SOURCE MATERIAL.
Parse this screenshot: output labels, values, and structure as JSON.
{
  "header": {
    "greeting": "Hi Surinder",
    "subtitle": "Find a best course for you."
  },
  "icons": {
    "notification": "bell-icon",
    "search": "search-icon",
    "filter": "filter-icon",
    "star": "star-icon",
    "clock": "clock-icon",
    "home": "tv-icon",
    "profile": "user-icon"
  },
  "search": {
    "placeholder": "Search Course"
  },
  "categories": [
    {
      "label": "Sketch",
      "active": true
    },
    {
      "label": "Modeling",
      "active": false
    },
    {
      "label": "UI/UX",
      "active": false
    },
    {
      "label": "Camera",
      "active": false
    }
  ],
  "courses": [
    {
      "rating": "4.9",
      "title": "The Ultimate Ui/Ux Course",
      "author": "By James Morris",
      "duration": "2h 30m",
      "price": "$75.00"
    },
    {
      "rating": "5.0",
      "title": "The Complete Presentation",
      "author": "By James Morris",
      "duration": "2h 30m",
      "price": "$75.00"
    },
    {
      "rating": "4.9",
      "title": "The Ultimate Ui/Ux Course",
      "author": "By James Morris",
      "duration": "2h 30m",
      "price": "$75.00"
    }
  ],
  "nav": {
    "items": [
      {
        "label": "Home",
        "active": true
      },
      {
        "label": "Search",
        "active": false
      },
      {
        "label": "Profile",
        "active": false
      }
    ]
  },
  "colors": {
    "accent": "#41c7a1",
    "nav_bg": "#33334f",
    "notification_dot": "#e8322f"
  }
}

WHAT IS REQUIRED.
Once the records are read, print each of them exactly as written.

RESPONSE BOX.
Parse this screenshot: output labels, values, and structure as JSON.
{
  "header": {
    "greeting": "Hi Surinder",
    "subtitle": "Find a best course for you."
  },
  "icons": {
    "notification": "bell-icon",
    "search": "search-icon",
    "filter": "filter-icon",
    "star": "star-icon",
    "clock": "clock-icon",
    "home": "tv-icon",
    "profile": "user-icon"
  },
  "search": {
    "placeholder": "Search Course"
  },
  "categories": [
    {
      "label": "Sketch",
      "active": true
    },
    {
      "label": "Modeling",
      "active": false
    },
    {
      "label": "UI/UX",
      "active": false
    },
    {
      "label": "Camera",
      "active": false
    }
  ],
  "courses": [
    {
      "rating": "4.9",
      "title": "The Ultimate Ui/Ux Course",
      "author": "By James Morris",
      "duration": "2h 30m",
      "price": "$75.00"
    },
    {
      "rating": "5.0",
      "title": "The Complete Presentation",
      "author": "By James Morris",
      "duration": "2h 30m",
      "price": "$75.00"
    },
    {
      "rating": "4.9",
      "title": "The Ultimate Ui/Ux Course",
      "author": "By James Morris",
      "duration": "2h 30m",
      "price": "$75.00"
    }
  ],
  "nav": {
    "items": [
      {
        "label": "Home",
        "active": true
      },
      {
        "label": "Search",
        "active": false
      },
      {
        "label": "Profile",
        "active": false
      }
    ]
  },
  "colors": {
    "accent": "#41c7a1",
    "nav_bg": "#33334f",
    "notification_dot": "#e8322f"
  }
}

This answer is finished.